A little over a week ago President Obama appeared to be cruising towards re-election without a care in the world. Victory in the debate and the election seemed a formality. Now that has all changed. Uncertainty is everywhere and the race is well and truly back on. A poor performance for Romney last week would have been enough to seal the deal for an Obama victory. Instead, the president is on the ropes and Romney is surging. It may still be too late, but Obama has given himself an un-necessarily difficult final three weeks of the campaign.
With less than a month until Election Day, Mitt Romney had the debate of his life on precisely the same night that the president simply failed to show up. In fact, it may have been better for him if he actually hadn’t shown up at all. Instead he took to the stage, in what Al Gore reminds us is the thin, icy atmosphere of Denver, and gave a lacklustre performance that must have had Hillary Clinton wondering why he could not have been so bad 4 years ago.
The campaign to besmirch Governor Romney’s clear victory has made the Obama team look all the more desperate. Desperation may turn to despair when they finish analysing the latest data from the Pew Centre that gives Romney a clear lead. Even discounting national polling and focusing on the 5-6 key swing states, Romney has picked up dramatically. This may be part of what could be called a ‘dead cat bounce’ but I’m not so sure. The debates appeared to allow the American people what some on the right feel was their first, untainted view of Romney, removed from the spin associated with TV coverage. I think there is more to it, and that blaming the liberal bias (which is undoubtedly true) is a little too easy and actually diminishes what a great performance Romney turned in last week.
Before we begin to throw soil on Obama’s political corpse, however, let us not forget that Ronald Reagan had a poor first debate in his bid for re-election in 1984. He tuned that perception around with one great line in his second debate and never looked back. It has historically been the case that the first debate attracts most viewers. Put another way, millions who watched the debate last week will have decided on the basis of that performance who to vote for and won’t be tuning on to see if the president can perform miracles in the next two events. It is open to debate as to how many Americans will be willing to give this president a second chance, or whether he can pull off a Reagan-esque retort. His record on off-the-cuff remarks is not good. Indeed, if the debate last week revealed anything, it is the president’s dependence on the mighty auto-cue. 12 years ago Al Gore was forced to consider his demeanour, having been too hot in the first debate and too cold in the second. It cost him dearly. The same may well now be true for Barack Obama.
In a single evening, Mitt Romney has busted this race wide open. Now he needs to keep the pedal down and ruthlessly exploit his performance by once again taking the battle to Obama on foreign policy. Where once this would have been a potentially insurmountable problem, now, opportunity beckons to portray a stark contrast between a potential Romney presidency and what would occur under a second term Obama Administration. Romney began that process during a speech on foreign affairs in Virginia this week. With the upcoming debate he has the opportunity and the motive to continue his drive to chip away at Obama’s credibility on this key policy area.
Last week’s debate was focused on domestic affairs and as such it is possible that it will be Romney’s high point.
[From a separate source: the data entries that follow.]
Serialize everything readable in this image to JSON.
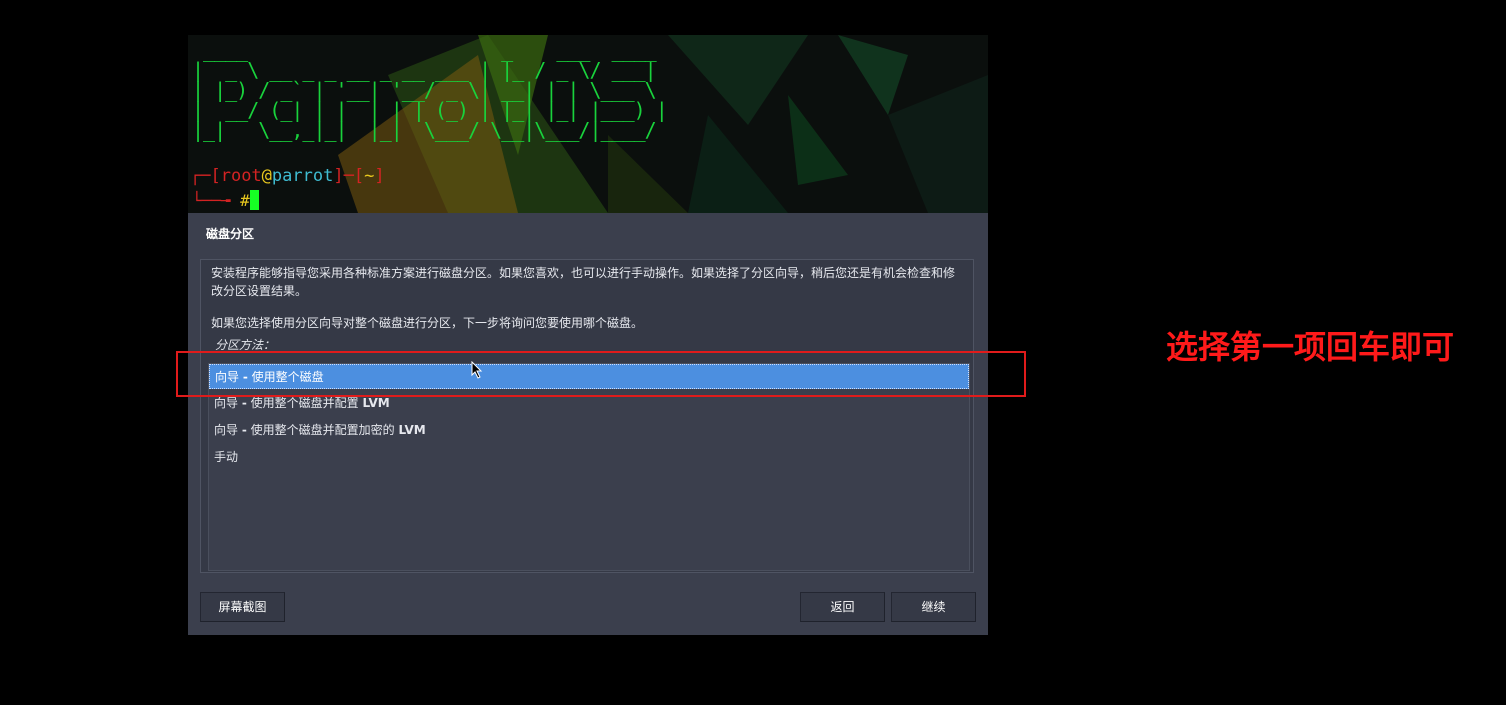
{
  "terminal": {
    "ascii_logo": " ____                       _    ___  ____\n|  _ \\ __ _ _ __ _ __ ___ | |_ / _ \\/ ___|\n| |_) / _` | '__| '__/ _ \\| __| | | \\___ \\\n|  __/ (_| | |  | | | (_) | |_| |_| |___) |\n|_|   \\__,_|_|  |_|  \\___/ \\__|\\___/|____/",
    "prompt_open": "┌─[",
    "prompt_user": "root",
    "prompt_at": "@",
    "prompt_host": "parrot",
    "prompt_mid": "]─[",
    "prompt_dir": "~",
    "prompt_close": "]",
    "prompt_arrow": "└──╼ ",
    "prompt_hash": "#"
  },
  "dialog": {
    "title": "磁盘分区",
    "para1": "安装程序能够指导您采用各种标准方案进行磁盘分区。如果您喜欢，也可以进行手动操作。如果选择了分区向导，稍后您还是有机会检查和修改分区设置结果。",
    "para2": "如果您选择使用分区向导对整个磁盘进行分区，下一步将询问您要使用哪个磁盘。",
    "method_label": "分区方法：",
    "options": [
      {
        "prefix": "向导 ",
        "dash": "-",
        "text": " 使用整个磁盘",
        "suffix": ""
      },
      {
        "prefix": "向导 ",
        "dash": "-",
        "text": " 使用整个磁盘并配置 ",
        "suffix": "LVM"
      },
      {
        "prefix": "向导 ",
        "dash": "-",
        "text": " 使用整个磁盘并配置加密的 ",
        "suffix": "LVM"
      },
      {
        "prefix": "手动",
        "dash": "",
        "text": "",
        "suffix": ""
      }
    ],
    "selected_index": 0,
    "buttons": {
      "screenshot": "屏幕截图",
      "back": "返回",
      "continue": "继续"
    }
  },
  "annotation": {
    "text": "选择第一项回车即可",
    "color": "#ff1a1a"
  },
  "colors": {
    "dialog_bg": "#3b3f4d",
    "selection": "#4c8fe0",
    "terminal_green": "#19d23c"
  }
}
From here on in, the debates could prove more difficult as the forum changes to a more relaxed style and the focus shifts to foreign affairs. Yet even in this case, perceived wisdom could be about to get turned on its head.
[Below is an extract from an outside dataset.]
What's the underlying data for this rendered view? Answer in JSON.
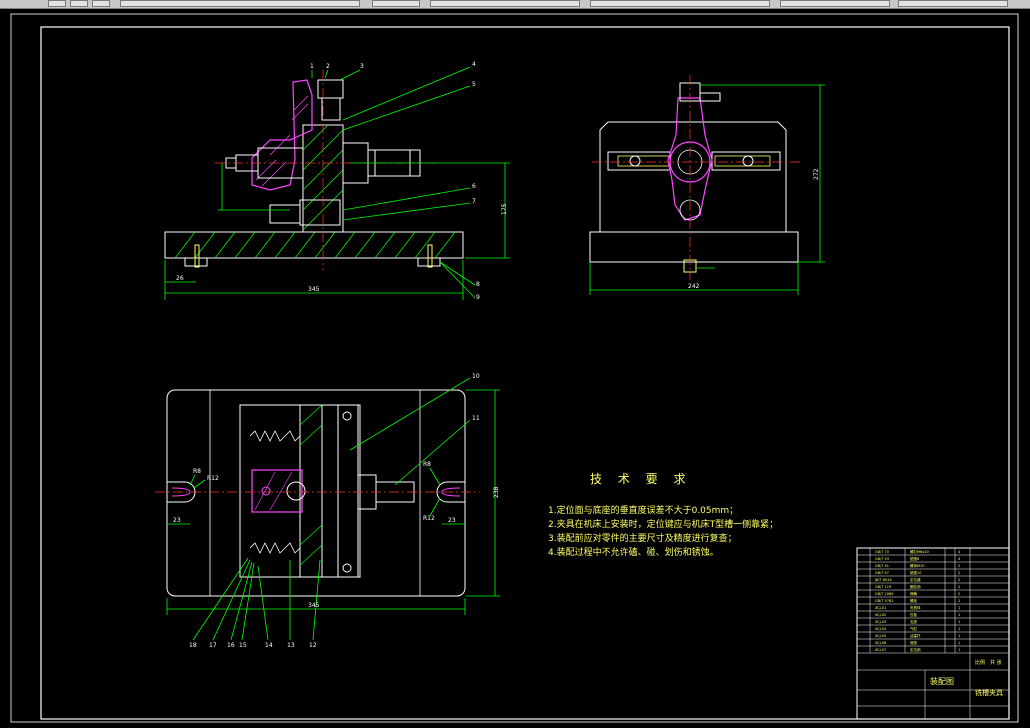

Until several weeks ago an argument emerged that unusually the Democrats were running as the party of national security (with Obama claiming responsibility for killing bin Laden) and the Republicans were running on a financially responsible ticket (having nominated Paul Ryan, along with his calls for fiscal responsibility).
However, having been demolished on domestic affairs, events are now even conspiring to shred Obama’s claim of foreign policy prowess. The facts emerging from Benghazi portray a disengaged president, asleep at the wheel as his ambassador perished and America’s consulate burned. All of the possible plaudits that Obama earned in the strike that killed bin Laden may well become nullified by the events in Libya. The House Oversight Committee hearings into the security failings in Benghazi are the last thing the president wants to deal with in the dying days of this campaign and could prove catastrophic to his claims of foreign policy credibility.
Last week Romney dominated the stage and brought his argument down to a series of succinct points. This apparently, is the true Mitt Romney style. He must do the same in the next debate on foreign policy and present a strong and credible alternative based on solid foreign and domestic polices if he is to prevail in November.